Despite concerns that new Gov. Nathan Deal might support legislation that would negatively affect LGBT Georgians, no specifically gay bills — positive or negative — have been filed since the legislature convened Jan. 10.

“There has been a lot of controversy in the Senate as usual, and the immigration stuff has started off with a bang,” said state Rep. Karla Drenner (D-Avondale Estates), who is the senior openly gay state legislator. “I don’t know how many bills they’re up to now, 15 maybe. Then of course the budget hearings, and so the shortfalls are coming to light, and the tax bills.”

Deal has released his budget, which does not include any cuts to the AIDS Drug Assistance Program, which helps low income HIV-positive individuals and those with no insurance afford their medications.

Ga. legislature silent on LGBT issues in new session

State Rep. Simone Bell (D-Atlanta), the only other openly gay member of the General Assembly, said her year has been “slow, but crazy.”

Bell said she was still in the early stages of putting together her agenda for the session. “I’m gearing up to be a voice for equality,” she said.

Jeff Graham, executive director of Georgia Equality, the state’s largest LGBT advocacy organization, said it still early in the session but the organization will continue to lobby and watch for damaging legislation.

“None, so far,” Graham said of any anti-LGBT bills. “There have been a couple of bills introduced in the adoption section that we will always watch and monitor of course.”

One of the bills mostly closely watched is House Bill 65, a bill by Rep. Tom McCall (R-Elberton). McCall’s bill would modify a section of Georgia’s adoption code to allow adopted children and their biological children to access non-identifying medical records of the biological parent.

The bill only modifies the language of one section of the code, but Graham said Georgia Equality is “watching that bill and others very closely” for fear that they could be used as vehicles for amendments that could restrict the ability of gay people to create families.

Drenner said the adoption code is one of the sections of Georgia law neither party is anxious to change.

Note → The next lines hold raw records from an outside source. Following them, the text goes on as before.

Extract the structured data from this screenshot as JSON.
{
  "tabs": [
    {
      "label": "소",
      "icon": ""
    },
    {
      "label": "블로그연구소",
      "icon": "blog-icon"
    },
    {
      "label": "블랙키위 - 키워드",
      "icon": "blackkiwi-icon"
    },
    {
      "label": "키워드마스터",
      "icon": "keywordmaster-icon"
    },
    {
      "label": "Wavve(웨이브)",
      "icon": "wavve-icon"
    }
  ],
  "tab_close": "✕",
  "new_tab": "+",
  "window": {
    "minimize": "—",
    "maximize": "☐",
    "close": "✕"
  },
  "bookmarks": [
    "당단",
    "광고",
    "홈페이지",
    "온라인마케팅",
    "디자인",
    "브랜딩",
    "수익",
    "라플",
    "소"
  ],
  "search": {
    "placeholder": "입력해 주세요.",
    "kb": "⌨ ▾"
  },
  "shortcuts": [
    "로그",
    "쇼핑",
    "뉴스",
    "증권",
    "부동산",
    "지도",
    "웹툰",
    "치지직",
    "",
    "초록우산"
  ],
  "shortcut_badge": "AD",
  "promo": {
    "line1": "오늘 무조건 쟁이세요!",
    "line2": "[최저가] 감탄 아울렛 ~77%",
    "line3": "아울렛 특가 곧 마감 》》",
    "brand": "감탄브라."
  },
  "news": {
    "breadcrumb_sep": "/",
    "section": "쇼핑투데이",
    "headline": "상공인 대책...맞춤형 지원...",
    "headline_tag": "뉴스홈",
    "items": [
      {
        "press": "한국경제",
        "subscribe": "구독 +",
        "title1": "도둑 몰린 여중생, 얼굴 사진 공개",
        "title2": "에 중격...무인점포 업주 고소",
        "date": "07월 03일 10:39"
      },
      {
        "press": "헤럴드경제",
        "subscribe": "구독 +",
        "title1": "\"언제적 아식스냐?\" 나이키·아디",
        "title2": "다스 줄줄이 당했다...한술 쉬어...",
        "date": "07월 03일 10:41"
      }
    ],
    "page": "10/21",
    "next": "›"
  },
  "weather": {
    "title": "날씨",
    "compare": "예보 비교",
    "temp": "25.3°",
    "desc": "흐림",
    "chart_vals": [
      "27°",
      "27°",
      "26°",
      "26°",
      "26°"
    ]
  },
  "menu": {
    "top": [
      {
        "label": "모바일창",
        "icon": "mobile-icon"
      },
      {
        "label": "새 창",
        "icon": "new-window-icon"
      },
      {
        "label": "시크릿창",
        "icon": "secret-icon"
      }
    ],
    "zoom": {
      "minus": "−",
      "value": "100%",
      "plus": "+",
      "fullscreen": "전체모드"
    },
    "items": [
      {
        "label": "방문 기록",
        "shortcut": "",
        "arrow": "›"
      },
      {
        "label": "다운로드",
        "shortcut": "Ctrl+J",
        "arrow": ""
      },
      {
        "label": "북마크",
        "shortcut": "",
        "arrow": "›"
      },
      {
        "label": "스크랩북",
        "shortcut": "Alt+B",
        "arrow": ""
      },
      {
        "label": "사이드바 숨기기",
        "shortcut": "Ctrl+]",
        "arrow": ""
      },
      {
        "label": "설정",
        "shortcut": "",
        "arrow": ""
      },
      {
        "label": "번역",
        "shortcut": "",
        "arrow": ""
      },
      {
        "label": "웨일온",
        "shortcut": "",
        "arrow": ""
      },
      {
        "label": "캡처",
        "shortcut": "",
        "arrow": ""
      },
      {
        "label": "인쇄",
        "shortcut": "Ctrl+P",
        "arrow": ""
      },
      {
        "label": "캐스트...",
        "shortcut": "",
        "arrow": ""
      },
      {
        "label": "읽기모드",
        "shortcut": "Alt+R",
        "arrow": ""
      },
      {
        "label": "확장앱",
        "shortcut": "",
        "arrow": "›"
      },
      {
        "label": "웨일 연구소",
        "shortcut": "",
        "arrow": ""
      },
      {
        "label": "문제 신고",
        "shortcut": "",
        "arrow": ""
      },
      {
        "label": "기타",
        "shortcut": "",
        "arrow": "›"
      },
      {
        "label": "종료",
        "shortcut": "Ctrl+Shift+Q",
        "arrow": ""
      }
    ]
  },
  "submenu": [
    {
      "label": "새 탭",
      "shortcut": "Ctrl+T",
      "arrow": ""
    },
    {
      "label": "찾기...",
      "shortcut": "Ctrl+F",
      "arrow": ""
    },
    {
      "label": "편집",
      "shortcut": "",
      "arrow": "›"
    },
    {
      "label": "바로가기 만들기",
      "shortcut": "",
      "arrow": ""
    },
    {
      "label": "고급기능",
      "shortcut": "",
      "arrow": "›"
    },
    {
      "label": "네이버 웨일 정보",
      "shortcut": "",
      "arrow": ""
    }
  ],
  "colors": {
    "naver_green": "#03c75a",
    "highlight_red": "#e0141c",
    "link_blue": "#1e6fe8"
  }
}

“There’s a reluctance to significantly open up that code section because nobody knows what could happen. It’s very dangerous territory, so we’re all aware of that,” Drenner said.

“I’m not sure [the Republican leadership] is convinced about what their membership might try to do, so I’m sure they’re reluctant as well.”

Another issue of interest that might move this year is changing the state law to allow Sunday sale of alcohol by the bottle. House Bill 69 has a number of prominent Republican committee chairmen signed on as sponsors and pundits predict this may be the year the bill passes. The bill only affects grocery stores and convenience stores, however, and not bars.

Georgia Equality has said it is focusing on a multiple-year push for hate crime legislation.

“I don’t know if we will be working on a hate crimes bill just yet. We don’t want to just drop a bill to say that we dropped a bill,” Graham said.

However, state Sen. Vincent Fort (D-Atlanta) said he will continue to push for his hate crimes bill that includes protections based on sexual orientation and gender identity. Fort said he isn’t concerned about it becoming a “statement bill” and hopes to move it through committee hearings.

“Although making a statement and educating the public is not, as I’m concerned, a bad thing, but it’s important to keep pushing it,” Fort said. “We pushed it out of a tough judiciary committee [last session] and in a tough Senate it didn’t pass. But we have to keep pushing it.”

Top photo: State Sen. Vincent Fort (D-Atlanta) says he will continue to push for a hate crime bill that includes sexual orientation and gender identity, although Georgia Equality is taking a slower, multi-year approach to the issue. (Courtesy Georgia Senate)